Indian banking system has passed 51 years of Bank Nationalization successfully and if it has contributed anything to the economy, then it has to be gaining self-sufficiency in food grains products and a massive raise in financial inclusion. It has helped India to emerge as one of the greatest economies and its potential being recognized around the globe. On that note, let’s get deep into the concept of Nationalization.
Process of Bank Nationalization
It could be expressed as a process whereby the National government or the state becomes empowered to take over the private industry, organization or even the assets into their ownership i.e. public ownership through any legislation or an ordinance or any kind of order. A lot of socialist governments have undertaken this process just to convert from capitalism to socialism.
In India, the RBI (Transfer of public ownership) Act was passed in order to nationalize the Reserve Bank of India and as a result on Jan 1st, 1949, RBI was nationalized.
Similarly, in the year 1955 the Imperial Bank of India underwent nationalization and later it was named as the State Bank of India which, in the present time, is the largest bank of the Public sector.
It was established by the State Bank of India Act 1955 and also serves as the principal agent of RBI and is responsible for handling bank transactions across the country.
Due to this sudden nationalization, banks all over the country had to face extreme changes which led to economic growth ultimately.
It was in the year 1969, 19th July when 14 of most major commercial banks functioning in India underwent nationalization and then in the year 1980 another 6 banks were nationalized which enhanced the total number to 20.
History of Nationalization
The history of Nationalization can be traced back in the 1947 which is also known as the pre-independence period. It was during this time when the banking system in India was established. It began with the foundation of Bank of Hindustan in the year 1770. There are many banks that started operating during those days and are still operating like Allahabad bank, Punjab National Bank, etc. this period was marked as the merging period where most of the banks were merged with one another. The Imperial bank is one of the biggest example in that regard which is a merger of Bank of Madras, Bank of Bombay and Bank of Bengal which later turned into what we know as the ‘Reserve Bank of India’.
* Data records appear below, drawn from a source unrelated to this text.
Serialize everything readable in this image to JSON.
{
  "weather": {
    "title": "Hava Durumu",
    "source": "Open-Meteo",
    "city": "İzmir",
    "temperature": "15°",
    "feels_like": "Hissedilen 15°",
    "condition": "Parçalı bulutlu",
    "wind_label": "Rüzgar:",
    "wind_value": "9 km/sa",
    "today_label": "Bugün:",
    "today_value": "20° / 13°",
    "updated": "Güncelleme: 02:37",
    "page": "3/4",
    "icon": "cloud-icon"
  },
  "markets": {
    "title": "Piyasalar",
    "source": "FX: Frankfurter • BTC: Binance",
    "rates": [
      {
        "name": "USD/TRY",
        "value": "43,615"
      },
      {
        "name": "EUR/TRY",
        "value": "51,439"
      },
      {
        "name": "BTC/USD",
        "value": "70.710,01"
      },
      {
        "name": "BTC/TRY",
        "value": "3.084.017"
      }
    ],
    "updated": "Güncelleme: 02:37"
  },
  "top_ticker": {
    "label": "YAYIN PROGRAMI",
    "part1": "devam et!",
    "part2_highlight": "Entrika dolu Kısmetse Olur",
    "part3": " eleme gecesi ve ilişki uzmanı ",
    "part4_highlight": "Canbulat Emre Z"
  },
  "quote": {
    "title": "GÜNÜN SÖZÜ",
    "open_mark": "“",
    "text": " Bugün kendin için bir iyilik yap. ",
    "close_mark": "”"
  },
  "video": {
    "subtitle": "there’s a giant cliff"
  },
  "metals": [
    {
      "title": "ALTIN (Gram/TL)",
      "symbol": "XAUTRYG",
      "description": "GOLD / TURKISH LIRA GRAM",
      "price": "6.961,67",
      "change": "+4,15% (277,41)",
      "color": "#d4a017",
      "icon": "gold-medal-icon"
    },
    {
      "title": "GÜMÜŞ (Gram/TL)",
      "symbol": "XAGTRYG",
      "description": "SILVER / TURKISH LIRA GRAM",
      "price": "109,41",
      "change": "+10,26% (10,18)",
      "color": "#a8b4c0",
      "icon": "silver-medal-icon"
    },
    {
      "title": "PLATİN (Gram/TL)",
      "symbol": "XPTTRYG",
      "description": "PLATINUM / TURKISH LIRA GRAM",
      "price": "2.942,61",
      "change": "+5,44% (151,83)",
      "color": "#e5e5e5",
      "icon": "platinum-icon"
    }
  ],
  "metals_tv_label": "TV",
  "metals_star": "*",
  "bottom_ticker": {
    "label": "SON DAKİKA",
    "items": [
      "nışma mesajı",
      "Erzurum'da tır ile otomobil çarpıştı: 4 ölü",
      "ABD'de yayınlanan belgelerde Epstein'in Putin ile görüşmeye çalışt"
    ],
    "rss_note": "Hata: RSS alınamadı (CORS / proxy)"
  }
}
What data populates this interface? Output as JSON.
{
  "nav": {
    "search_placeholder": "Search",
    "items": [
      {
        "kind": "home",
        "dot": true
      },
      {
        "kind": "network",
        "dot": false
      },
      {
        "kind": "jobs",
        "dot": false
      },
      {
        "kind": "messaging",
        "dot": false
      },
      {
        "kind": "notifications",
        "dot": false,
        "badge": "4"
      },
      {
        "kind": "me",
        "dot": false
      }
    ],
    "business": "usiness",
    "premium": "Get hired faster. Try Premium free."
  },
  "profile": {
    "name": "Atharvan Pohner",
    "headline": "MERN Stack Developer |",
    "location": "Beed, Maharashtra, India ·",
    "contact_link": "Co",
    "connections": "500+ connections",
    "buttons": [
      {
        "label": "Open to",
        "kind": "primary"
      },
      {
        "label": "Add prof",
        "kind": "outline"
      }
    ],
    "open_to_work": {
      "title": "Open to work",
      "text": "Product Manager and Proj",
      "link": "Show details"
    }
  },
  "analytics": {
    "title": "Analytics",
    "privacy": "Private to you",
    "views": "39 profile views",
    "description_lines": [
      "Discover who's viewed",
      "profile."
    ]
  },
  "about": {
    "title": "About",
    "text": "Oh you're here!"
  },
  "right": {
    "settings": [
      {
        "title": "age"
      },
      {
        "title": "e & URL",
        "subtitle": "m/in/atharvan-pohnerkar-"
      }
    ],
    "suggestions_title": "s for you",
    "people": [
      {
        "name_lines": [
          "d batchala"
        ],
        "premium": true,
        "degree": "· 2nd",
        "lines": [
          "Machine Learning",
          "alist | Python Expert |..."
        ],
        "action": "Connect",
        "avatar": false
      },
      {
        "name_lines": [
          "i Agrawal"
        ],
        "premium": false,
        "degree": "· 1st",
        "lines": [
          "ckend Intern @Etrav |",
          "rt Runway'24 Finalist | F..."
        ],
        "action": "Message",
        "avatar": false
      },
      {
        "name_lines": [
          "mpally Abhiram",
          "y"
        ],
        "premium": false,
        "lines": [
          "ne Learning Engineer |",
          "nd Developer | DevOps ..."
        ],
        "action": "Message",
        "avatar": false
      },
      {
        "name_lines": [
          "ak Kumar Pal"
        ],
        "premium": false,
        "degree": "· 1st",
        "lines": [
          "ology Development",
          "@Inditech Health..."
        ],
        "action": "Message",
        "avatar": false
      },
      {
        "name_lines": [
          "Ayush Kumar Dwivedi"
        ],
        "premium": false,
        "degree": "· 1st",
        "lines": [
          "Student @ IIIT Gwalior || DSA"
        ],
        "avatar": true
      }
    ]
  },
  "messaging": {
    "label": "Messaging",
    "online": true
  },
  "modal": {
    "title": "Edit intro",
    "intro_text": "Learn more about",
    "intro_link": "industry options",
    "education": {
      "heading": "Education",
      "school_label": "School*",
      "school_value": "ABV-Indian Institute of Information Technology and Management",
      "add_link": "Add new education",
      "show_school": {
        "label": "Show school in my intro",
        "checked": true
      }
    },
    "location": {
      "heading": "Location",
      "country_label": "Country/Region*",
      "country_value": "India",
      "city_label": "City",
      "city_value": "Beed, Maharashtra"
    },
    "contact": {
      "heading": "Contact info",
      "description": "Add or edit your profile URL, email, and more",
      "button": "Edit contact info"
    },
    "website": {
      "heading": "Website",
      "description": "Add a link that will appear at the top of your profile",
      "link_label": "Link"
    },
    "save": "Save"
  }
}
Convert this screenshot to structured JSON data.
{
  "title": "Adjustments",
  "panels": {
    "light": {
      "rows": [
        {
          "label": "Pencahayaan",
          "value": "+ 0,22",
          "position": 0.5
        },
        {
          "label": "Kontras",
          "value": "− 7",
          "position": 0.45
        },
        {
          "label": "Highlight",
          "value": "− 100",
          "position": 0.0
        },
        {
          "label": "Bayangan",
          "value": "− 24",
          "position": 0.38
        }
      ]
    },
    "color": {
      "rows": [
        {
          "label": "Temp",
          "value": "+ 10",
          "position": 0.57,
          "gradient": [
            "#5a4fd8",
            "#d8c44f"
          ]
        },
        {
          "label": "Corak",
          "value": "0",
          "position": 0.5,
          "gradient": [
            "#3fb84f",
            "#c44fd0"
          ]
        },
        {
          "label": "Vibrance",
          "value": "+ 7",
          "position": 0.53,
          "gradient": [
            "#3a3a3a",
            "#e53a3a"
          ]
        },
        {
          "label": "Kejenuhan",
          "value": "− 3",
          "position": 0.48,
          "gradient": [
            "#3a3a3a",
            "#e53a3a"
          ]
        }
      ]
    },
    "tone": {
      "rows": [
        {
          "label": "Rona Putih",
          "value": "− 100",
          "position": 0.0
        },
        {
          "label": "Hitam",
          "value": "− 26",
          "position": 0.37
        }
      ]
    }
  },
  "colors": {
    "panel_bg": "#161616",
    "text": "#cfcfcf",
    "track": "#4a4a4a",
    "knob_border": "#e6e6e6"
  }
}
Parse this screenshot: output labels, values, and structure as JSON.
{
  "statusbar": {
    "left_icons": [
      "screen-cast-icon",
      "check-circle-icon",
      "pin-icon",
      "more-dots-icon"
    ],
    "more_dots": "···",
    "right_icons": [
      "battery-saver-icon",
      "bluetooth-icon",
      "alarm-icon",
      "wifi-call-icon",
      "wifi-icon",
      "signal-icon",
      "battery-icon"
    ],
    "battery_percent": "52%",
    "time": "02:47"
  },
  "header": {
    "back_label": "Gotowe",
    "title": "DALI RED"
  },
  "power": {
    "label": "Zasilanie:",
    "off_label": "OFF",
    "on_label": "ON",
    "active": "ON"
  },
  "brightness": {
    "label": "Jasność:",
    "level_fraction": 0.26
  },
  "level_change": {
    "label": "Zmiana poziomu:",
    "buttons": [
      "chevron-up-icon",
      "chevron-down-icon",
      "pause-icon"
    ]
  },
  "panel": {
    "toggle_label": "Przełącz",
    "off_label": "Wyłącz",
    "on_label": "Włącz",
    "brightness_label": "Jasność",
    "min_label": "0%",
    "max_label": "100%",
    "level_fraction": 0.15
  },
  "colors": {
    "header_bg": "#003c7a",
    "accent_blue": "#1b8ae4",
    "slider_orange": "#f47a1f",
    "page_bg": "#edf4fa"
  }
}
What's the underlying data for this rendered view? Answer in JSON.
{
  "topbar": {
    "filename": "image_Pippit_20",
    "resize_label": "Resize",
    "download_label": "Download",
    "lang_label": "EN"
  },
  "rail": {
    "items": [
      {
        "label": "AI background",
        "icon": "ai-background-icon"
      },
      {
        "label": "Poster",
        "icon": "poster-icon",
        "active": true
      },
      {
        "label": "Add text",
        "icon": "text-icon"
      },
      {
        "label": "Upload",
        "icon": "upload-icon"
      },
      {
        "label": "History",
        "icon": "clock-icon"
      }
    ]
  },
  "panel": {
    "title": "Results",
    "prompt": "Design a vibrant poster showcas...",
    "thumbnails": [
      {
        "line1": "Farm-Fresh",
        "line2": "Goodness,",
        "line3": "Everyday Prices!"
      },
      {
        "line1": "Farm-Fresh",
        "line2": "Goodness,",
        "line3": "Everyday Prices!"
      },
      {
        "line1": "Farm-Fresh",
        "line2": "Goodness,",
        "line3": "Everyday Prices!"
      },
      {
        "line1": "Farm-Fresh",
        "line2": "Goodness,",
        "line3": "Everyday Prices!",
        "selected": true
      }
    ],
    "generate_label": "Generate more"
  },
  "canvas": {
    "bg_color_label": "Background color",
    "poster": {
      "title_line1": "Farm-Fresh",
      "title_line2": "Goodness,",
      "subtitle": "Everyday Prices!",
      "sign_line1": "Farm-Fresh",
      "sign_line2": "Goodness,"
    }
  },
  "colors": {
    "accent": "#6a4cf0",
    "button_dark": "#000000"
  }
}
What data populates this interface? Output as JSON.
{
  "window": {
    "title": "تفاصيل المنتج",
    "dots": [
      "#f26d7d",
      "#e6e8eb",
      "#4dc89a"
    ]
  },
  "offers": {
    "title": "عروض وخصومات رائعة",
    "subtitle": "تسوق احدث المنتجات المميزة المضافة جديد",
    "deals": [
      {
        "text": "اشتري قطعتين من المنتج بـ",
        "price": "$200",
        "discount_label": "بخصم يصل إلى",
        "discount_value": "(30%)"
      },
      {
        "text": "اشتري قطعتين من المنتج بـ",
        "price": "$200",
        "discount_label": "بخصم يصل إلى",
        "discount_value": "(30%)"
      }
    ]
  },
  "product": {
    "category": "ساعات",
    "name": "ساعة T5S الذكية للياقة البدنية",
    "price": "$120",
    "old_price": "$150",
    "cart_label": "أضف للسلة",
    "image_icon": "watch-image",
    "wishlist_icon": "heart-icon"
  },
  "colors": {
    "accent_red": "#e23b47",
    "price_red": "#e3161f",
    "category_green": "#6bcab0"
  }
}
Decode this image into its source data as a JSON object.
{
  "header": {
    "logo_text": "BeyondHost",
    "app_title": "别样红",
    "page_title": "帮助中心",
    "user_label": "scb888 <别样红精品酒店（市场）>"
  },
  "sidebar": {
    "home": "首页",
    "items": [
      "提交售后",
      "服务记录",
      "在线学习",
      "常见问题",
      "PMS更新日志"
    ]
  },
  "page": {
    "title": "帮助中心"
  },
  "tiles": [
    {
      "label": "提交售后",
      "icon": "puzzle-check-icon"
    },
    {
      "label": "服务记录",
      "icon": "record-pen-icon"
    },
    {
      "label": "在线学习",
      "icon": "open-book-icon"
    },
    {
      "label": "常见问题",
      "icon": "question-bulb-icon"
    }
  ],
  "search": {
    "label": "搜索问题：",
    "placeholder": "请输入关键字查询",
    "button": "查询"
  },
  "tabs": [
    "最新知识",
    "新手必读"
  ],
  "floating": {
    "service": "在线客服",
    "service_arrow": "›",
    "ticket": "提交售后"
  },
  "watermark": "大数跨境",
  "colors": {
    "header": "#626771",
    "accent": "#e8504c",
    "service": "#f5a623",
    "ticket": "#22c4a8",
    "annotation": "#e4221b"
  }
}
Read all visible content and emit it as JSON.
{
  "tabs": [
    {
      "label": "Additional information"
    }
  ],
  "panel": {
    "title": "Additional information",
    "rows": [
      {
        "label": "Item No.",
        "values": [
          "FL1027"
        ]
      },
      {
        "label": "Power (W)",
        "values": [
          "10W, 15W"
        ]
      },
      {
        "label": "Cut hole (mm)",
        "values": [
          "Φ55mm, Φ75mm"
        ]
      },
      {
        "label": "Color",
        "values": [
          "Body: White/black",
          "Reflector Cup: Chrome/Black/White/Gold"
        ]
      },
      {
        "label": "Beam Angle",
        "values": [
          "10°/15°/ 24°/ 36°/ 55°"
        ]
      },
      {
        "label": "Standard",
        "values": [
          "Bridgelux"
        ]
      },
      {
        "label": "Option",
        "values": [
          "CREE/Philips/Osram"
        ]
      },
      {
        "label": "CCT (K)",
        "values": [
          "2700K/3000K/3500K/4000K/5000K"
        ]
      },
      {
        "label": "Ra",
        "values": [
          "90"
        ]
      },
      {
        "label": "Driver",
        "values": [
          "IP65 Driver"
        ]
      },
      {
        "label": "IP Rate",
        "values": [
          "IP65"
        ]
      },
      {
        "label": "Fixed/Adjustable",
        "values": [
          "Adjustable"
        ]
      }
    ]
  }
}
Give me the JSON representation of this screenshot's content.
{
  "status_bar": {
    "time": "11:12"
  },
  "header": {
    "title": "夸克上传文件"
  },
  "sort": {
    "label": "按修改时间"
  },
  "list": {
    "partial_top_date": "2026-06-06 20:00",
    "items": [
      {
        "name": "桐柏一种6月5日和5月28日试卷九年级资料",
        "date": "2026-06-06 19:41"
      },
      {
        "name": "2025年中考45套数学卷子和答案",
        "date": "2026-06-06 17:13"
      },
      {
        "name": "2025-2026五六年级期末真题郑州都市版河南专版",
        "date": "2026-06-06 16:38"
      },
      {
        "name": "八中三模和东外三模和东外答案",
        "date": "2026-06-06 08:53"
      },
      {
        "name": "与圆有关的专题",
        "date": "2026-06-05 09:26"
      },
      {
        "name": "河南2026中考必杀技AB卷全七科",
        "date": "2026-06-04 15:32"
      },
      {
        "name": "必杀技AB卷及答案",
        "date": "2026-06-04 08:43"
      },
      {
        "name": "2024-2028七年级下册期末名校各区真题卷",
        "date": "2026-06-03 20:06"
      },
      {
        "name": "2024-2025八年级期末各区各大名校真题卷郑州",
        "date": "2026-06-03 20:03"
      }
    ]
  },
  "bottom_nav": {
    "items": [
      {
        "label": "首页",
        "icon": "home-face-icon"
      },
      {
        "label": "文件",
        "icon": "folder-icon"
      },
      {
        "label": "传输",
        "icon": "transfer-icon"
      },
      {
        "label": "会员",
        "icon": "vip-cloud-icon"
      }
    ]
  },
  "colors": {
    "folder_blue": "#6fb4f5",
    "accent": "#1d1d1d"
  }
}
After that the second phase started from 1947 to 1991 which was majorly known as the Nationalizing period for the banks in India. Indira Gandhi, the Prime Minister that time put up a proposal for the same on behalf of the Central government and thereafter the Government of India started issuing ordinance of Banking Companies (Acquisition and Transfer of Undertakings) 1969. And after 14 days or so of the issue of ordinance Parliament enacted Banking Companies (Acquisition and Transfer of Undertakings) act. As a result of that, few banks were nationalized like- Allahabad bank, Bank of Baroda, Bank of India, Bank of Maharashtra, Canara bank, Punjab National Bank, UCO Bank, Union Bank of India, etc.
In the year 1980 the second round of Nationalization started where 6 more commercial banks like Punjab and Sind bank, Oriental Bank of Commerce, Corporation Bank, Andhra Bank, New Bank of India and Vijaya Bank got nationalized. The credit delivery to government was the major reason for the same. With the second round of nationalization, government controlled approx. 91% of the banking business of the country.
The third phase started from the year 1991 till date. The policy of Liberalization was duly followed in this period and as a result of that a small number of these banks got licensed. They were known as the New generation tech-savvy banks which later merged with the Oriental bank of commerce, IndusInd Bank, UTI bank, ICICI bank and HDFC bank. The three sectors of banks i.e. Government, Private, Foreign contributed their best to the overall growth of the economy. As a result of liberalization of banking policies, a lot of private banks also came into effect.
What was the Need to Nationalize?
The need to nationalize banks was felt due to many reasons as they were a huge help to the big businesses and massive industries functioning in the country. Then in addition to that, the agriculture sector which is the most important contributor to economy, then the exports sector, the small scale industries also needed financial guidance in order to pace up. All these factors were considered before nationalizing. Regional rural banks also came into effect mainly focusing on the betterment of the rural areas. Their aim was to serve the large masses.
Also, institutions like NABARD, SIDBI, EXIM, etc. were set up with a view to fulfill the requirements of foreign trades, housing and agricultural needs of the country.
As discussed earlier that the liberalization in the policies have led to more private banks coming to effect, the public banks and their dominance have shifted. Earlier their share was up to 8% which now has come down to 66%. But with the emergence of Nationalization, the monopoly has come to an end. There has also been a reduction in the regional imbalance by setting up banks in the rural areas or so. The surplus profit can also be utilized and there has been protection of public interest. The working conditions have also improved and hence, the overall experience of the Nationalization has been quite beneficial for India and its economy.